== > I’ve responded throughout your email below:
T__ and I joined your website for our 16 year old quite a few months back. Let me say this after having gone through many different programs for difficult teenagers, your program is very solid. We have told our current counselors and connections about it so that other parents may use your very good resources, too.
== > Thank you for your kinds words.
Our son is to the point now where he no longer argues about items (this should be a good thing). He just says "ok" and then takes off. He said that he really doesn't need us as parents, he doesn't need to do the chores or contribute anymore, and he just leaves early in the day and shows up after we're asleep.
== > You can file runaway charges. Also, if he’s violating curfew – that’s another legal charge that will need to go to court.
We have gone through his room and removed his negative influences - computer, clothing, accessories, electronic gadgets, etc. We left positive things, like a bed, desk, guitar (as an outlet), and normal school clothing.
== > Did you include, “If you choose to be home by the designated time for a period of 3 days – then you get all your stuff back” …?
We have filed unruly and missing charges, and we're in a juvenile court diversion program. Both sides basically tell us that because he's not doing anything violent or really bad, the court is not going to do anything to him. Here's someone that knows how to ride the system (and seems to have lost respect for the system).
== > That’s true, but here’s the upshot: You are protecting yourself from some potential liability issues. For example, if something bad happened to your son – or if your son committed a harmful act to others or their property, you will have solid evidence that you tried your best to get him “off the streets.”
Part of the problem is that his friends and their parents just give food, shelter, money, etc, because he is very charming to them. He misleads them about his situation to his benefit. We asked them why they do it, and they just say that they like doing it.
== > Two points here: (1) Of course he misleads …that’s what all kids do. Don’t worry about it. (2) Nothing is as comfortable as “home.” So don’t be fooled into thinking that he is escaping uncomfortable emotions associated with his poor choices. I can see that he is doing a class “A” job of convincing you that your disciplinary techniques are having no effect.
Any advice where to go from here would be helpful. We are sticking with the program basics, and we are hoping it will kick in again.
== > I think you’ll need to kick it up a notch.
You could lock him out of the house – but he may just pound on the door and wake everybody up. Even if the cops showed up, all they would do is give him a short, meaningless lecture and tell you to let him in.
A better idea would be to ground him FROM his room. Find a way to keep the door locked (and only you have a key). Bottom line, he is – as you say – playing the system. He has a right to live in your house – but he does not have a right to have a private bedroom.

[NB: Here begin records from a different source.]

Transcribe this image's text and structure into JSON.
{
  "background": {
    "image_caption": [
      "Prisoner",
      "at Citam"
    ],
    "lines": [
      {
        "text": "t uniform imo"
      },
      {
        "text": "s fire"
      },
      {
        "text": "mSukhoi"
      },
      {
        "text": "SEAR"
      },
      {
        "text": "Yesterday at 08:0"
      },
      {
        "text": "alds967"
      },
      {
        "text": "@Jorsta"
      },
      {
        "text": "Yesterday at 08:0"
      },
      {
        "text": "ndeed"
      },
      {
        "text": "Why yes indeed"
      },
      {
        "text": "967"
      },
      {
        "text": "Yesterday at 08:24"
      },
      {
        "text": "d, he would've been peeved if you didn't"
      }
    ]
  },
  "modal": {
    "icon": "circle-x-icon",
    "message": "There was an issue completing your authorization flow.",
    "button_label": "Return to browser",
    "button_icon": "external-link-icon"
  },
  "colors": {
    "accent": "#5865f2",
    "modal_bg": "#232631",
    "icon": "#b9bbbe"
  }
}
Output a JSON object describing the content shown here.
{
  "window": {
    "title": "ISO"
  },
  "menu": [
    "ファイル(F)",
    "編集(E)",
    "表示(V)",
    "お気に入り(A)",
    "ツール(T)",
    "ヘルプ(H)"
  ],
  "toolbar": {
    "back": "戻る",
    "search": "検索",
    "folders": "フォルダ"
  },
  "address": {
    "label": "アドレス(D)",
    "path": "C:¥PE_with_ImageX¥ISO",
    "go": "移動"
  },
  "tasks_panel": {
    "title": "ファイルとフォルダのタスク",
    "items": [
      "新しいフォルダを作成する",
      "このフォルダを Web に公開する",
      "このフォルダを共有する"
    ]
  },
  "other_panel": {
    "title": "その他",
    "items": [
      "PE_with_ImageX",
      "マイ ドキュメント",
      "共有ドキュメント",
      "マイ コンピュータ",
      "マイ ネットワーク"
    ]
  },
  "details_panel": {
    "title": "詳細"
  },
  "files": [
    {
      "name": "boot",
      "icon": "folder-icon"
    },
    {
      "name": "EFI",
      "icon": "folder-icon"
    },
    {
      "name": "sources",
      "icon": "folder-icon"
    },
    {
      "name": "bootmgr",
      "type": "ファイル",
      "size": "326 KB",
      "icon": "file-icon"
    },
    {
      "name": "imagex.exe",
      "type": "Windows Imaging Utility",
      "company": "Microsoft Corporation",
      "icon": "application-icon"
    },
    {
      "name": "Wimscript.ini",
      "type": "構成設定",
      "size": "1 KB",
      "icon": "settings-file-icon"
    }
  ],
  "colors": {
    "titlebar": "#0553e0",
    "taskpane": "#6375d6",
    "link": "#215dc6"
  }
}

A private bedroom is a privilege – a privilege that’s EARNED by following house rules.
One of questions is this - does the "no free handouts" cover school expenses and such?

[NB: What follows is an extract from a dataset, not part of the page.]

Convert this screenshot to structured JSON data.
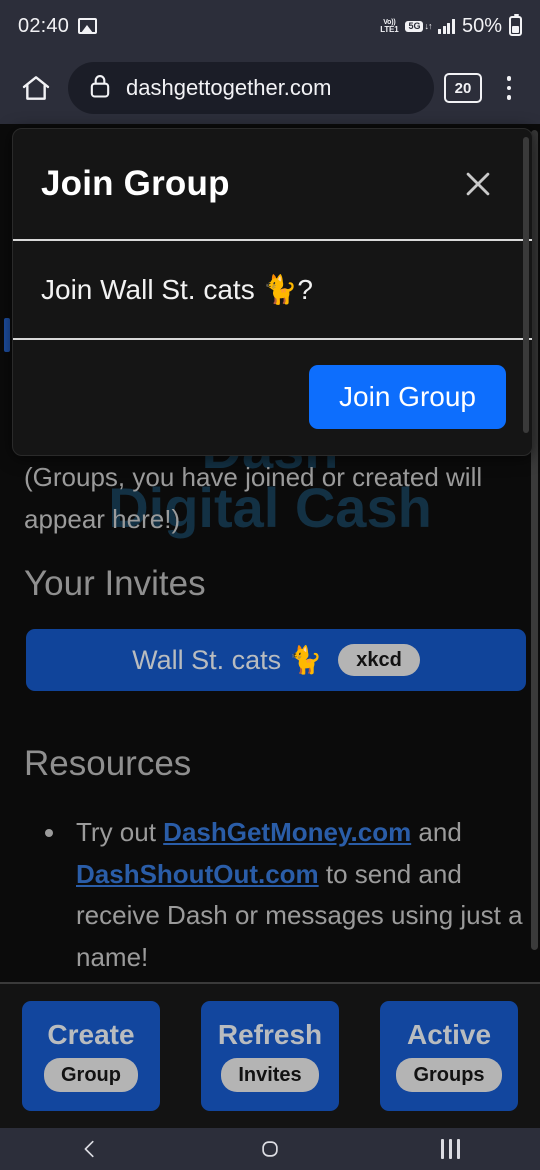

== > No. Basic needs are not fair game for confiscation.
We wanted him to earn his tool money for his new vocation school, but he hasn't done (even though he says it means something to him). He says "not to worry about it" whenever we bring it up, and he's definitely not close to being ready in four days. He lost most all of his books at school last year, and we're making him earn that money (which he won't, we just shouldn't worry about it he says). Are we going too fan in cutting off money for things like that? It's likely to affect his current enrollment, as they won't release his records to the new school without being paid.
== > You are responsible for tool money, books, etc. But until he abides by house rules, he can sleep on the living room floor or on the family room coach. No guitar, no desk, no room (but clothes of course).
He no longer wants to contribute and just go when/where ever; do we just accept that and let him live here until he's 18? We don't think so, but we're not sure where to go with someone that just takes off, doesn't contribute, and stays within the confines of the "system." Thanks for any help Mark!
== > You are responsible for him until he turns 18. This does not mean that he has to live in your home until then, however. You may want to contract with one of these families that are willing to feed him and let him hangout in their homes. Maybe he could stay with an aunt or uncle …grandparent …family friend, etc.
But until then, withdraw all privileges (i.e., anything other than basic needs). And continue to complain to probation re: curfew violations, runaway, etc. The probation department is just like any other business. Complain long and loud enough – and they WILL take some action.
P.S. Do not doubt yourself during these tough times. Stay the course, and remind yourself that you are allowing your son to experience some short-term, minor pain now in an effort to save him from a lot of long-term, major pain later.